## [What you will do]
Word for word, copy out every line of the records, omitting each picture.

** Extracted entries follows **

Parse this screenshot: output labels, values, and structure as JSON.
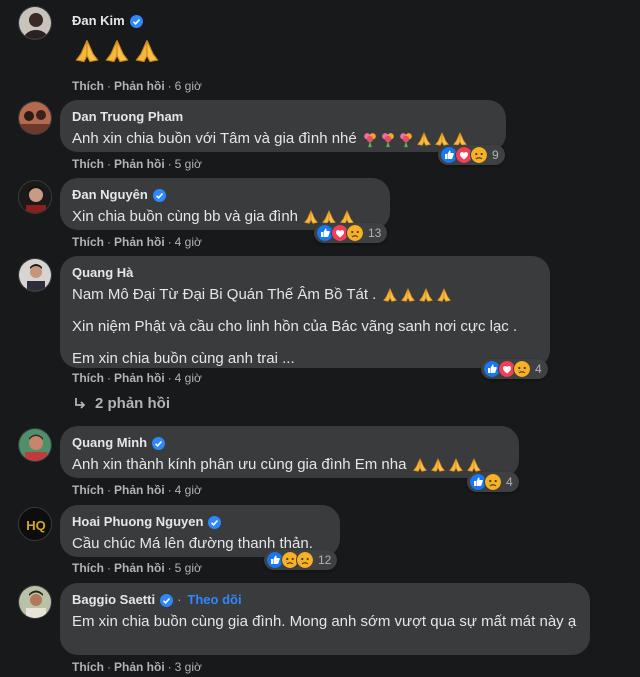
{
  "ui": {
    "like": "Thích",
    "reply": "Phản hồi",
    "follow": "Theo dõi"
  },
  "comments": [
    {
      "author": "Đan Kim",
      "verified": true,
      "text": "",
      "emoji": "🙏🙏🙏",
      "time": "6 giờ"
    },
    {
      "author": "Dan Truong Pham",
      "verified": false,
      "text": "Anh xin chia buồn với Tâm và gia đình nhé",
      "emoji": "💐💐💐🙏🙏🙏",
      "time": "5 giờ",
      "reaction_count": "9"
    },
    {
      "author": "Đan Nguyên",
      "verified": true,
      "text": "Xin chia buồn cùng bb và gia đình",
      "emoji": "🙏🙏🙏",
      "time": "4 giờ",
      "reaction_count": "13"
    },
    {
      "author": "Quang Hà",
      "verified": false,
      "paragraphs": [
        "Nam Mô Đại Từ Đại Bi Quán Thế Âm Bồ Tát .",
        "Xin niệm Phật và cầu cho linh hồn của Bác vãng sanh nơi cực lạc .",
        "Em xin chia buồn cùng anh trai ..."
      ],
      "emoji": "🙏🙏🙏🙏",
      "time": "4 giờ",
      "reaction_count": "4",
      "replies": "2 phản hồi"
    },
    {
      "author": "Quang Minh",
      "verified": true,
      "text": "Anh xin thành kính phân ưu cùng gia đình Em nha",
      "emoji": "🙏🙏🙏🙏",
      "time": "4 giờ",
      "reaction_count": "4"
    },
    {
      "author": "Hoai Phuong Nguyen",
      "verified": true,
      "text": "Cầu chúc Má lên đường thanh thản.",
      "time": "5 giờ",
      "reaction_count": "12"
    },
    {
      "author": "Baggio Saetti",
      "verified": true,
      "follow": true,
      "text": "Em xin chia buồn cùng gia đình. Mong anh sớm vượt qua sự mất mát này ạ",
      "time": "3 giờ"
    }
  ],
  "colors": {
    "background": "#18191a",
    "bubble": "#3a3b3c",
    "text": "#e4e6eb",
    "muted": "#b0b3b8",
    "accent": "#2d88ff"
  },
  "icons": {
    "like": "like-reaction-icon",
    "love": "love-reaction-icon",
    "sad": "sad-reaction-icon",
    "reply_arrow": "reply-arrow-icon"
  }
}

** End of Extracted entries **

## [Your solution]
Parse this screenshot: output labels, values, and structure as JSON.
{
  "ui": {
    "like": "Thích",
    "reply": "Phản hồi",
    "follow": "Theo dõi"
  },
  "comments": [
    {
      "author": "Đan Kim",
      "verified": true,
      "text": "",
      "emoji": "🙏🙏🙏",
      "time": "6 giờ"
    },
    {
      "author": "Dan Truong Pham",
      "verified": false,
      "text": "Anh xin chia buồn với Tâm và gia đình nhé",
      "emoji": "💐💐💐🙏🙏🙏",
      "time": "5 giờ",
      "reaction_count": "9"
    },
    {
      "author": "Đan Nguyên",
      "verified": true,
      "text": "Xin chia buồn cùng bb và gia đình",
      "emoji": "🙏🙏🙏",
      "time": "4 giờ",
      "reaction_count": "13"
    },
    {
      "author": "Quang Hà",
      "verified": false,
      "paragraphs": [
        "Nam Mô Đại Từ Đại Bi Quán Thế Âm Bồ Tát .",
        "Xin niệm Phật và cầu cho linh hồn của Bác vãng sanh nơi cực lạc .",
        "Em xin chia buồn cùng anh trai ..."
      ],
      "emoji": "🙏🙏🙏🙏",
      "time": "4 giờ",
      "reaction_count": "4",
      "replies": "2 phản hồi"
    },
    {
      "author": "Quang Minh",
      "verified": true,
      "text": "Anh xin thành kính phân ưu cùng gia đình Em nha",
      "emoji": "🙏🙏🙏🙏",
      "time": "4 giờ",
      "reaction_count": "4"
    },
    {
      "author": "Hoai Phuong Nguyen",
      "verified": true,
      "text": "Cầu chúc Má lên đường thanh thản.",
      "time": "5 giờ",
      "reaction_count": "12"
    },
    {
      "author": "Baggio Saetti",
      "verified": true,
      "follow": true,
      "text": "Em xin chia buồn cùng gia đình. Mong anh sớm vượt qua sự mất mát này ạ",
      "time": "3 giờ"
    }
  ],
  "colors": {
    "background": "#18191a",
    "bubble": "#3a3b3c",
    "text": "#e4e6eb",
    "muted": "#b0b3b8",
    "accent": "#2d88ff"
  },
  "icons": {
    "like": "like-reaction-icon",
    "love": "love-reaction-icon",
    "sad": "sad-reaction-icon",
    "reply_arrow": "reply-arrow-icon"
  }
}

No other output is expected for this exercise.